I’ve been playing with the idea of writing a short story or posting a chapter from my novel each weekend. If I see many positive responses (or even some constructive criticism), I shall continue these posts.
His name in black and white under his picture sent a repulsive shudder through me as if I had relived a bad dream. In truth, Clementius Wigg had haunted my thoughts daily for more than forty years. His voice sounded in my head reminding me of my darkest moment. Yet, when he stopped talking to me—in real life—a euphoric gleam entered my life. It was like my bedside lamp that remained unused because I thought the oil had run too low when all that it needed was a new wick. All for a simple change. No longer having him in my life was like that. Only it also caused illumination. Suddenly, I could read before bed again for more reasons than the obvious.
The artist captured well the windblown mane and scraggly beard of a madman. The hard-line of his mouth—as if he had eaten too many prunes (and who knows that he could have because intestinal tie-ups often plague the high-strung)—still made me swallow as if the pit had transferred to me. He did that to people. He passed on his tasks and obligations. Perhaps it was his right as we were all sailors on the ship he captained.
For my part, because I was the only one who could read (thanks to my mother’s instruction before she died in childbirth along with my stillborn brother) I served as ship’s doctor. A poor physician at that by my own admission. I wielded a meat cleaver as well as the ship’s cook, and we had a standing wager on who cut the cleanest shank. That was all well and good, for my work brought well-being to the gangrenous as much as the cook’s did to our gullets.

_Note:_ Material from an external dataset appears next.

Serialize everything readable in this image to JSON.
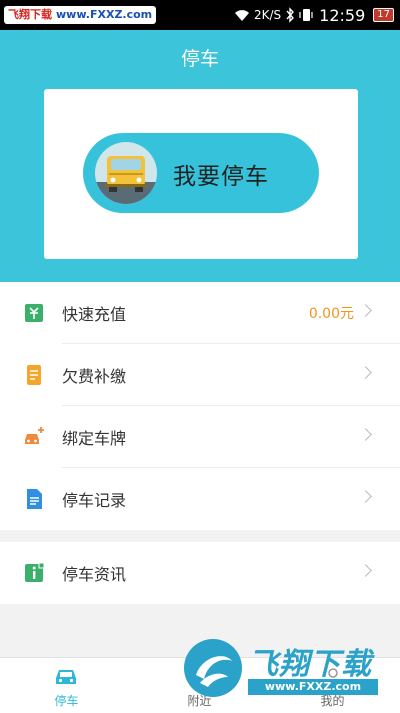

It was Wigg who caused wounds to fester and innards to churn. His gossip spread like scurvy through the group until it was palatable. He lured followers with promises like buried treasure. They obligingly dug at his command. Little did they know he stood ready to cast them into the holes they excavated and stole all the glory for himself.
I suppose my fault was I cried mutiny. Once.
The rally he organized trying to get me to jump ship was impressive and oppressive. Still, I remained steadfast in my assertion that he was the one who deserved to be cast out. The amazing thing was, I also choose silence as my weapon. I let him set his sails against storms only he could stir up himself. I bided my time. Only when others wanted to make a leader out of me did I finally speak again.
An emphatic “no” was my reply.
So for all his accusations that I demanded control, nothing could be proved.
At the next port, he abandoned us for another ship, a coward’s act by any captain’s standards. His first mate went along at the first. I heard years later they parted ways, but not until reading the details for the obituary knew why. I assumed that Wigg had done more harm than any good. Yet, now I wondered at the harm done to him.
I surmised he was survived by a wayward wife or one he had dismissed. Then I noted in her second husband’s name the familiar one of Wigg’s former first mate. The son, an actor, remained a bachelor. Though the billings revealed he preferred the women’s roles. His daughter had a last name different from her three children and no current spouse listed.
I felt bile rise with the elation. Because I did and didn’t want to know about his pain.
I knew his life would come to all this. A small part hoped I might be wrong.
“What do you have there, Sims?”
I turned to face Sherwin Rakestraw, the newspaper’s senior editor. I had joined his staff a year after Wigg jumped ship, exchanging my scalpel for a pen. The change had served me well. Rakestraw also proved to far superior to Wigg as a leader. Both Rakestraw and I had made names for ourselves. Yet, I was grateful for a byline rather than the responsibility the editor carried. Until now.
“The details for Clementius Wigg’s obituary.”
“Ah. Your former captain.” He clapped a hand on my shoulder. “Give him justice, Sims.”
“Give it to him.”
“And you know you have it.”
I did. Rakestraw spoke the truth. I stared at the information before me. I carried my own secret about Wigg buried behind my left jacket pocket. Rakestraw knew. I told him the night he saved my life. That night I made him vow to take it to his grave. I planned to do the same.
I guessed he meant for me to break that vow now that Wigg had entered his.
I considered it. Then I took up my pen and wrote my nemesis’ obituary.
But, I wrote what I could live with reading.
I wrote with mercy.
This is a work of fiction. Names, characters, places, and incidents are either a product of the author’s imagination or are used fictitiously, and any resemblance to actual persons, living or dead, business establishments, events, or locales is entirely coincidental.
Copyright © 2017 Penny J. Johnson. All rights reserved.